▸ Exercise prompt
Only an exact copy of the records below will serve as the answer.

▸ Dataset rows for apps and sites
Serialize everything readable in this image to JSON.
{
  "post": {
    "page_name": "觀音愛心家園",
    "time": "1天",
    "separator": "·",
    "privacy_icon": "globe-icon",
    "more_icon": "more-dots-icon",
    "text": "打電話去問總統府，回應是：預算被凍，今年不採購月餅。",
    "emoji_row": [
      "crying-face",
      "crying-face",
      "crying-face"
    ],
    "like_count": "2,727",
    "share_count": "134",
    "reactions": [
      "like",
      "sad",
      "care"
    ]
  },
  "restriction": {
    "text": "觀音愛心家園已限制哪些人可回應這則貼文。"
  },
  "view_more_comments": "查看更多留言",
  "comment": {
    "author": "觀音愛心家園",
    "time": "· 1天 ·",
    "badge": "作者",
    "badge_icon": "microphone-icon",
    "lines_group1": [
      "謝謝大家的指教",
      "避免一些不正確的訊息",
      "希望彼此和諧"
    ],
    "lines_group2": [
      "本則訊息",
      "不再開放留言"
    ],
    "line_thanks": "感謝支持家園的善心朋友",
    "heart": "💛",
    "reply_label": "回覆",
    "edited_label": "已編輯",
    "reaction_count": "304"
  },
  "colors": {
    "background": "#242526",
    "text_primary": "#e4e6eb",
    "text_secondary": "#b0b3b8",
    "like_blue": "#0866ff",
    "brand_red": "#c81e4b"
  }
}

▸ Task response
Serialize everything readable in this image to JSON.
{
  "post": {
    "page_name": "觀音愛心家園",
    "time": "1天",
    "separator": "·",
    "privacy_icon": "globe-icon",
    "more_icon": "more-dots-icon",
    "text": "打電話去問總統府，回應是：預算被凍，今年不採購月餅。",
    "emoji_row": [
      "crying-face",
      "crying-face",
      "crying-face"
    ],
    "like_count": "2,727",
    "share_count": "134",
    "reactions": [
      "like",
      "sad",
      "care"
    ]
  },
  "restriction": {
    "text": "觀音愛心家園已限制哪些人可回應這則貼文。"
  },
  "view_more_comments": "查看更多留言",
  "comment": {
    "author": "觀音愛心家園",
    "time": "· 1天 ·",
    "badge": "作者",
    "badge_icon": "microphone-icon",
    "lines_group1": [
      "謝謝大家的指教",
      "避免一些不正確的訊息",
      "希望彼此和諧"
    ],
    "lines_group2": [
      "本則訊息",
      "不再開放留言"
    ],
    "line_thanks": "感謝支持家園的善心朋友",
    "heart": "💛",
    "reply_label": "回覆",
    "edited_label": "已編輯",
    "reaction_count": "304"
  },
  "colors": {
    "background": "#242526",
    "text_primary": "#e4e6eb",
    "text_secondary": "#b0b3b8",
    "like_blue": "#0866ff",
    "brand_red": "#c81e4b"
  }
}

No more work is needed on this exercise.